## EXERCISE DIRECTIONS
Find the string "screenshot" in the data, and copy out each line that has it.

(Source records)
= Beginning of Section =

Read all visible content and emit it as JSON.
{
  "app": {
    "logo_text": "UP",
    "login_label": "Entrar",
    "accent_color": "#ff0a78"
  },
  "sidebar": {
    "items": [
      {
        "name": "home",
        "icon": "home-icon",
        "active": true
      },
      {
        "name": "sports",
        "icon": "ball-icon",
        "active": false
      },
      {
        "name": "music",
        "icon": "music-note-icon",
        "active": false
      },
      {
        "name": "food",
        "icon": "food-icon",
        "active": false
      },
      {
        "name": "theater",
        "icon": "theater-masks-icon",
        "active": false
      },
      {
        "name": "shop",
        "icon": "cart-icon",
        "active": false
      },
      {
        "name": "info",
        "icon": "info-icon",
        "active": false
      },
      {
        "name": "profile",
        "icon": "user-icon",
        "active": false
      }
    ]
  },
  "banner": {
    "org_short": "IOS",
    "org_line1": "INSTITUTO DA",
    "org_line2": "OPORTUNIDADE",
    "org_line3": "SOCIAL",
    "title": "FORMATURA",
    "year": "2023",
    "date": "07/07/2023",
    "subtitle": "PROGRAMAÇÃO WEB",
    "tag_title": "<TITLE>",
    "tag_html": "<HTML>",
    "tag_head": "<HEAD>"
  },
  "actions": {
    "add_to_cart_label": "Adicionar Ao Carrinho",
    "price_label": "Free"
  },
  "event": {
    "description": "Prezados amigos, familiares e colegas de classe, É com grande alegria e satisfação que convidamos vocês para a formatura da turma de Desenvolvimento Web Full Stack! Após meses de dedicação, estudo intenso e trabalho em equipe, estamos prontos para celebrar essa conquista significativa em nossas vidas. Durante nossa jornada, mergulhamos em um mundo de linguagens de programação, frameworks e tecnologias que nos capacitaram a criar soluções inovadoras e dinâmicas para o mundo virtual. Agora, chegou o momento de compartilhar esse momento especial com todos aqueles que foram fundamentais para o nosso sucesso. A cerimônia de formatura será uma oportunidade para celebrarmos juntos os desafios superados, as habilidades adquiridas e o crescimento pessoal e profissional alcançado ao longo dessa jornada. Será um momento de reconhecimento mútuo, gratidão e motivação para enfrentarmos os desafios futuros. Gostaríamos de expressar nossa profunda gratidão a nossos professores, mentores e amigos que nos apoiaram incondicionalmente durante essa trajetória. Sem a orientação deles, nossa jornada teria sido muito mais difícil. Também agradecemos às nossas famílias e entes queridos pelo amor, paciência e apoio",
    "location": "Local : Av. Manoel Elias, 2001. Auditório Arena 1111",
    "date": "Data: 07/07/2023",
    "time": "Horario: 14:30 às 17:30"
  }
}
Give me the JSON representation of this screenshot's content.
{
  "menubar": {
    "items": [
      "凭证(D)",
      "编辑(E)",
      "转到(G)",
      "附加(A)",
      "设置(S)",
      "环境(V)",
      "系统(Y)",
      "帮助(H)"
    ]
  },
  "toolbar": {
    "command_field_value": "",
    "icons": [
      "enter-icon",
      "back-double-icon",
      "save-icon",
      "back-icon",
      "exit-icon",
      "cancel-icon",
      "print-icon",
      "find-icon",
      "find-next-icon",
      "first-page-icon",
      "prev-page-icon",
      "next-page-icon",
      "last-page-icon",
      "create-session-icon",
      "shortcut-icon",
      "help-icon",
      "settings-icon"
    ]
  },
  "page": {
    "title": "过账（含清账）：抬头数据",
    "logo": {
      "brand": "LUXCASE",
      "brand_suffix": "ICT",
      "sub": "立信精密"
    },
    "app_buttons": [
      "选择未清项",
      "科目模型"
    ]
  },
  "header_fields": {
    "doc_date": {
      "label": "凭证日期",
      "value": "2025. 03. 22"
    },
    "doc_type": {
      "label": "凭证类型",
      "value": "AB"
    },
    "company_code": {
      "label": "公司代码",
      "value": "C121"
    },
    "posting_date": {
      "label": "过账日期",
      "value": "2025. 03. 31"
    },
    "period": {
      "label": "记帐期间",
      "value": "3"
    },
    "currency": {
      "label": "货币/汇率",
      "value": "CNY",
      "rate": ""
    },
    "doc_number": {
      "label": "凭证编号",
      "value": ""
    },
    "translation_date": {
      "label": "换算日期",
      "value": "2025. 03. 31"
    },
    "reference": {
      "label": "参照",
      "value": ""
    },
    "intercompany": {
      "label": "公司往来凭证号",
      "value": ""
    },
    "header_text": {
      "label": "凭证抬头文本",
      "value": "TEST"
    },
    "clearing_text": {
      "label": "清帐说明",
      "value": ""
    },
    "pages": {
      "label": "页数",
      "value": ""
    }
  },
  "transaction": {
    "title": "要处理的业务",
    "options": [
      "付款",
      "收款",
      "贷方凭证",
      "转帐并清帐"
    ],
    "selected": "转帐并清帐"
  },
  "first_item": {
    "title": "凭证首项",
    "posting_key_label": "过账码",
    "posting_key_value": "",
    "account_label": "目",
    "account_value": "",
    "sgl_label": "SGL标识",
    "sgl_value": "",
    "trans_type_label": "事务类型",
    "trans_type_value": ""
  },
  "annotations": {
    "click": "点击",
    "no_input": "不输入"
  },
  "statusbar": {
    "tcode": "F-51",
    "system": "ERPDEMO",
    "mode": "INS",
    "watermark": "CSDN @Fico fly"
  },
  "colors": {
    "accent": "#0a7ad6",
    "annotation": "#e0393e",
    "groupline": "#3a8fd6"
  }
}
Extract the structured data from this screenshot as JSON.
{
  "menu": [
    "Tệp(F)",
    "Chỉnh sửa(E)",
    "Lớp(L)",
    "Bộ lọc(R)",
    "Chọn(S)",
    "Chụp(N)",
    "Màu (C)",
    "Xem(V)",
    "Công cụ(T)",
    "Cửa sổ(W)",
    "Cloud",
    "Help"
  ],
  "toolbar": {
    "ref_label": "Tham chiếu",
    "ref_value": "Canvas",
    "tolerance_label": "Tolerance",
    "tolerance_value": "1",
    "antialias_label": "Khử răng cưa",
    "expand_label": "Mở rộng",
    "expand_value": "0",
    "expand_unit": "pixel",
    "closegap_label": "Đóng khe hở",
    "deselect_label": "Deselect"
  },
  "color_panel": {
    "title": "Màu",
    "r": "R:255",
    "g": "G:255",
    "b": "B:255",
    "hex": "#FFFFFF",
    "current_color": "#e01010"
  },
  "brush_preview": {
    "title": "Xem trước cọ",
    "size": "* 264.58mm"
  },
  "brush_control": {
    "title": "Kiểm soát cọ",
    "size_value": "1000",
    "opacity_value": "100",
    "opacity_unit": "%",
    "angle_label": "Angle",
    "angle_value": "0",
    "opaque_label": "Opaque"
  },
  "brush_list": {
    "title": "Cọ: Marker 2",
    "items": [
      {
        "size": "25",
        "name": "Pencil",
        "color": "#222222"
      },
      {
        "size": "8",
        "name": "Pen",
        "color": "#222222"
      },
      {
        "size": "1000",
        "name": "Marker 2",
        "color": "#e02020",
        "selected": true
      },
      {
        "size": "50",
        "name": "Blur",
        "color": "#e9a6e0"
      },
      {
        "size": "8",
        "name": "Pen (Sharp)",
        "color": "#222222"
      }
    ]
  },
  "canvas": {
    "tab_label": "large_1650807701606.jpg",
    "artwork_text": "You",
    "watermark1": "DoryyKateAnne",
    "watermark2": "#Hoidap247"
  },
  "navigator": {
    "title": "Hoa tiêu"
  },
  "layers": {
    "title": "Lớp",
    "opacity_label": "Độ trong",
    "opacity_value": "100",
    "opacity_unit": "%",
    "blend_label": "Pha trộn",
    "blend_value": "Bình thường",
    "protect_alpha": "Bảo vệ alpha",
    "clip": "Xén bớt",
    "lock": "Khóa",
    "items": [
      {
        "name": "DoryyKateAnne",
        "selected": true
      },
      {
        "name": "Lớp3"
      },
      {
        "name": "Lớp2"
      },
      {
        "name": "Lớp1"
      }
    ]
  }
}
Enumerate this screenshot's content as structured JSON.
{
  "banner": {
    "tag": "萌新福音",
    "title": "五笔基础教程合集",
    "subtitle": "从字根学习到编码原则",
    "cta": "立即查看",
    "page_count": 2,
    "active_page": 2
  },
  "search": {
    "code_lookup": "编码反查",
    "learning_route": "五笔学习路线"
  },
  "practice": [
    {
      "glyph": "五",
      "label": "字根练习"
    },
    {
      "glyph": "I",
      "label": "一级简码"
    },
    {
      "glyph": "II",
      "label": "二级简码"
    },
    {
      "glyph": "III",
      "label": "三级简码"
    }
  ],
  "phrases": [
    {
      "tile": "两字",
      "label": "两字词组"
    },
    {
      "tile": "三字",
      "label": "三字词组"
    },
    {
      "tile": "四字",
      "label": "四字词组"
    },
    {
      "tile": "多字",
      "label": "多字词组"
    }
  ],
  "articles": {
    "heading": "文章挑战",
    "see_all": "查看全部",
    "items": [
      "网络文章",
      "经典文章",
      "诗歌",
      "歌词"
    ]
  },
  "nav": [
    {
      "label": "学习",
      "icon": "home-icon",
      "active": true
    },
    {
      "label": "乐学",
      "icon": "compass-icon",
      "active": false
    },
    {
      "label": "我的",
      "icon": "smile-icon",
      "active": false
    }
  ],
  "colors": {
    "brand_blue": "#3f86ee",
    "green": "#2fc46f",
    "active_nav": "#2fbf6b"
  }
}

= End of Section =

## SOLUTION FOR THIS TASK
Give me the JSON representation of this screenshot's content.
Extract the structured data from this screenshot as JSON.
Enumerate this screenshot's content as structured JSON.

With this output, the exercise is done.